We are going to look at some Hebrew terms that refer to these groups. The first term is “Mishmarot” and this means the courses, or divisions of the Kohanim and Levi’im. It literally means “guards” and this word is used in the post-biblical times. The next word is “Ma’Amadot” and this means the “standing men” and these were the people who would accompany the kohanim and the Levi’im of the mishmar who went to serve in the Temple for a week. They stood outside of the Azarah in the Court of Israel and prayed with the Kohanim and sang with the Levi’im during the Tamid service. Another term we need to know is “Machlakot” and this is the biblical term for the courses and divisions.
These were all men, but the plural form of these words is feminine. The concept being communicated is this. They represented all of Israel (the Bride). Just as Israel is in three divisions, they are represented in these terms to represent the Bride in the Temple and being present at a marriage ceremony, with the groom being the Lord himself.

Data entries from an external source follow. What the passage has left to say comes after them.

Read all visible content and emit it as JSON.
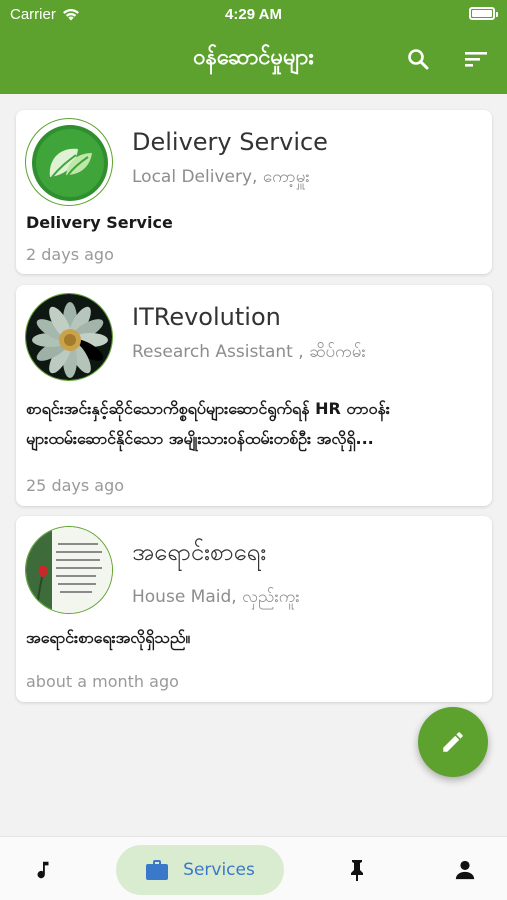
{
  "status_bar": {
    "carrier": "Carrier",
    "time": "4:29 AM"
  },
  "app_bar": {
    "title": "ဝန်ဆောင်မှုများ"
  },
  "jobs": [
    {
      "title": "Delivery Service",
      "subtitle": "Local Delivery, ကော့မှူး",
      "description": "Delivery Service",
      "time": "2 days ago"
    },
    {
      "title": "ITRevolution",
      "subtitle": "Research Assistant , ဆိပ်ကမ်း",
      "description": "စာရင်းအင်းနှင့်ဆိုင်သောကိစ္စရပ်များဆောင်ရွက်ရန် HR တာဝန်း\nများထမ်းဆောင်နိုင်သော အမျိုးသားဝန်ထမ်းတစ်ဦး အလိုရှိ...",
      "time": "25 days ago"
    },
    {
      "title": "အရောင်းစာရေး",
      "subtitle": "House Maid, လှည်းကူး",
      "description": "အရောင်းစာရေးအလိုရှိသည်။",
      "time": "about a month ago"
    }
  ],
  "bottom_nav": {
    "services_label": "Services"
  },
  "colors": {
    "primary": "#5da22e",
    "nav_active_bg": "#d9ecd0",
    "nav_active_text": "#3a78c9"
  }
}
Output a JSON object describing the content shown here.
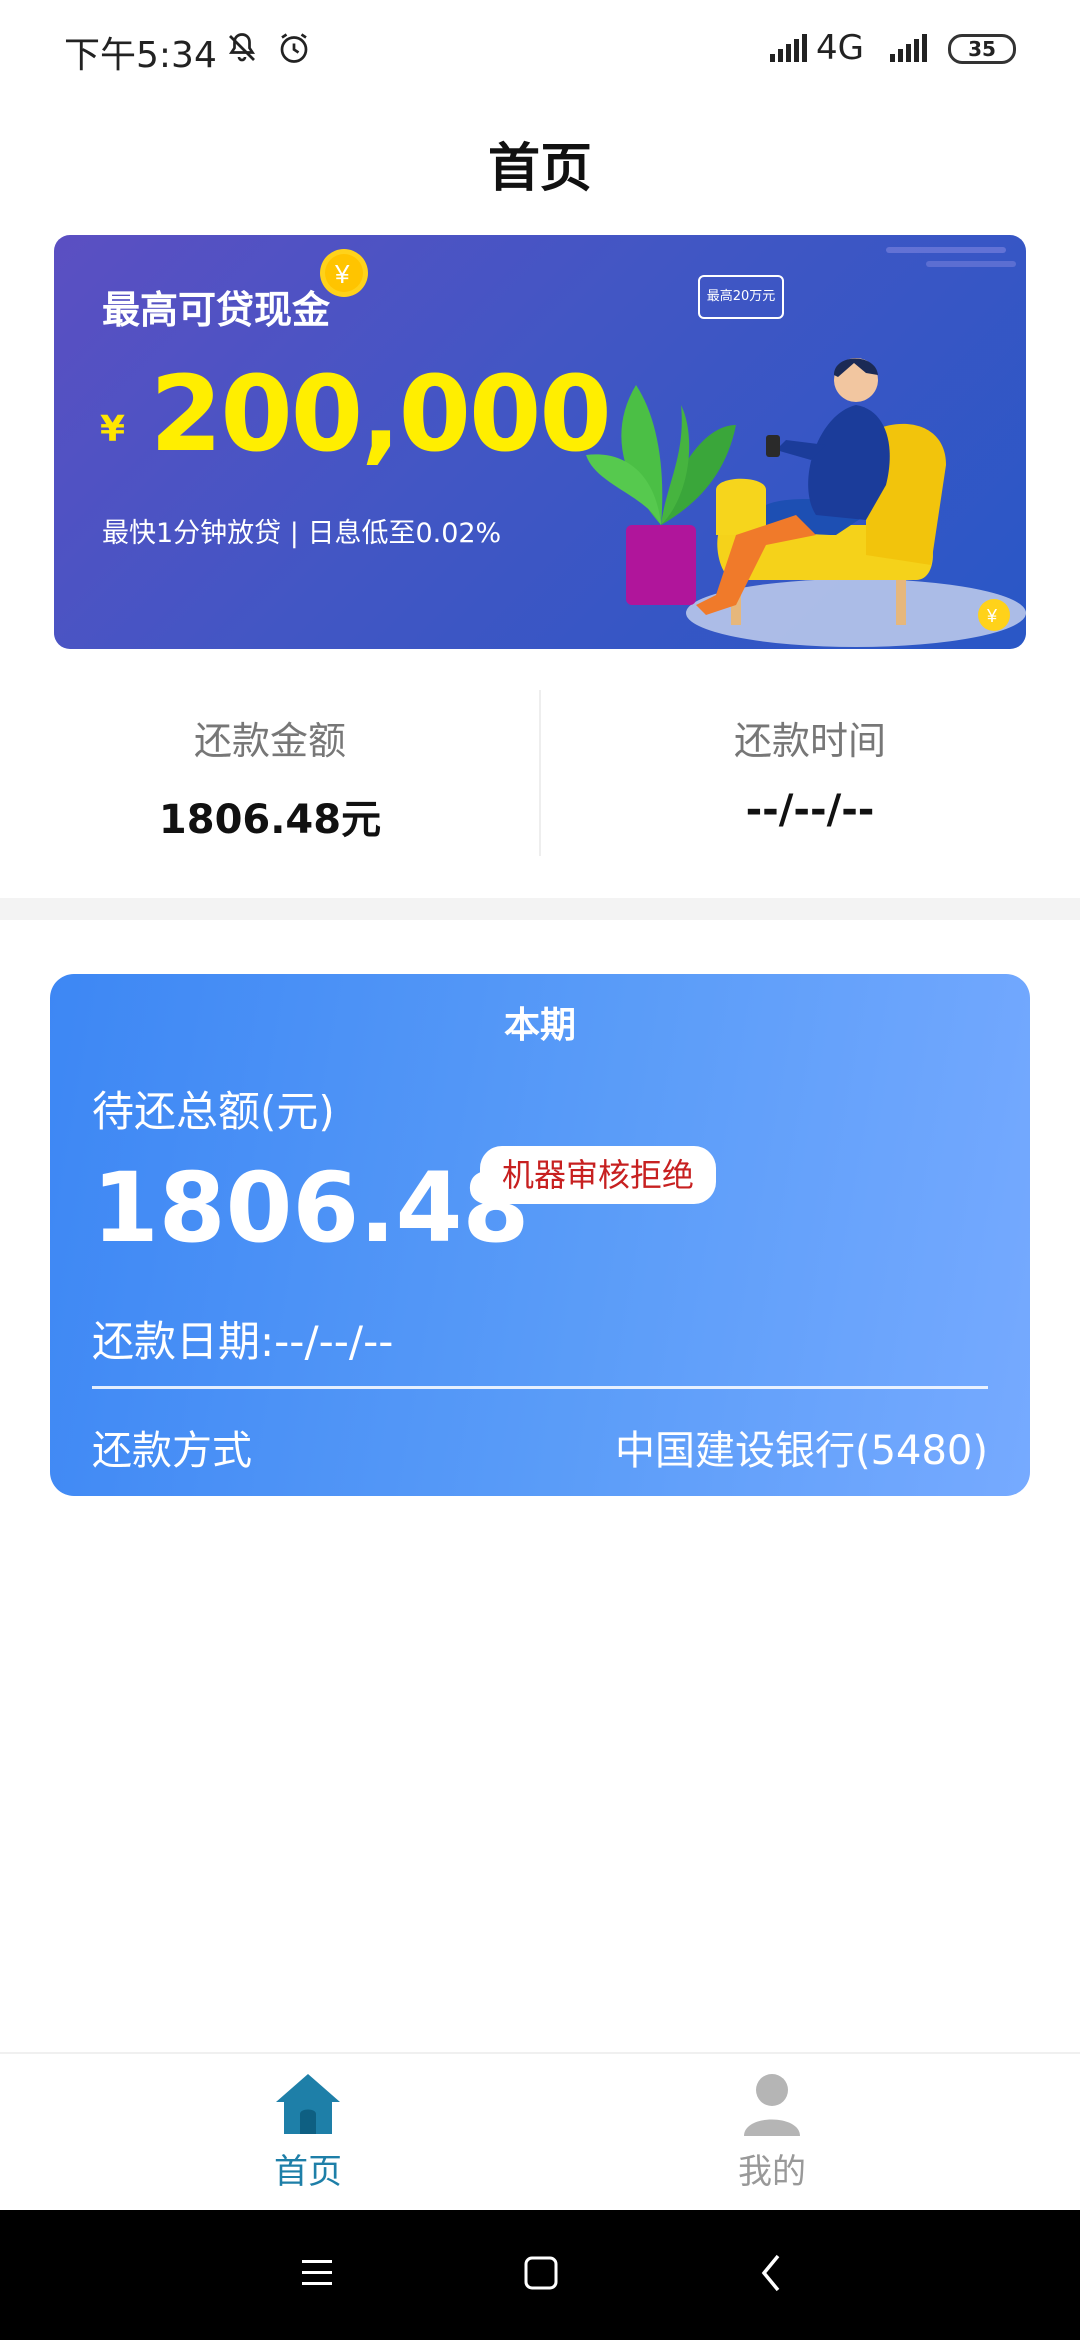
{
  "status_bar": {
    "time": "下午5:34",
    "network": "4G",
    "battery": "35"
  },
  "header": {
    "title": "首页"
  },
  "banner": {
    "heading": "最高可贷现金",
    "currency": "¥",
    "amount": "200,000",
    "subtitle": "最快1分钟放贷 | 日息低至0.02%",
    "bubble": "最高20万元"
  },
  "summary": {
    "repay_amount_label": "还款金额",
    "repay_amount_value": "1806.48元",
    "repay_time_label": "还款时间",
    "repay_time_value": "--/--/--"
  },
  "period_card": {
    "title": "本期",
    "total_label": "待还总额(元)",
    "total_value": "1806.48",
    "status_badge": "机器审核拒绝",
    "date_label": "还款日期:--/--/--",
    "method_label": "还款方式",
    "method_value": "中国建设银行(5480)"
  },
  "bottom_nav": {
    "items": [
      {
        "label": "首页",
        "icon": "home-icon",
        "active": true,
        "color": "#1e7fa8"
      },
      {
        "label": "我的",
        "icon": "user-icon",
        "active": false,
        "color": "#999999"
      }
    ]
  },
  "colors": {
    "banner_gradient_start": "#5b4fc2",
    "banner_gradient_end": "#2957c6",
    "card_gradient_start": "#3d87f4",
    "card_gradient_end": "#76aaff",
    "amount_yellow": "#ffee00",
    "badge_text_red": "#c72020"
  }
}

The concepts involved with coming to the Temple was to draw near to God and to present yourself before the Lord. When you present yourself, this is where you have the three divisions, or “camps.” The Ma’Amad, or “standing men” were appointed from all 24 districts to be at the Temple service, representing all the people. This started with Solomon. So, in reality, the Kohanim on duty represent all the Kohanim in Israel, the Levi’im represented all the Levi’im in Israel, and the Ma’Amad represented all the people in Israel. As a result, everyone is represented everyday at all the services before the Lord.
The words Mishmar and Mishmarot refer specifically to the Kohanim and Levi’im. All 24 courses were required to be on duty during the Shelosh Regalim, or the three pilgrim festivals (Mishnah Sukkah 5.7-8). In the slaughter area north of the altar there are 24 rings. These rings had the name of the mishmarot on them and they rotated each week with the incoming mishmarot. You could tell what course was on duty by looking at the southeast ring (Midot 3.5). You could figure out what time of year it was by doing this.
In the conclusion, we will pick up here with the Mishmarot in their weekly duties. After that we will begin with the Levitical Choir and their music.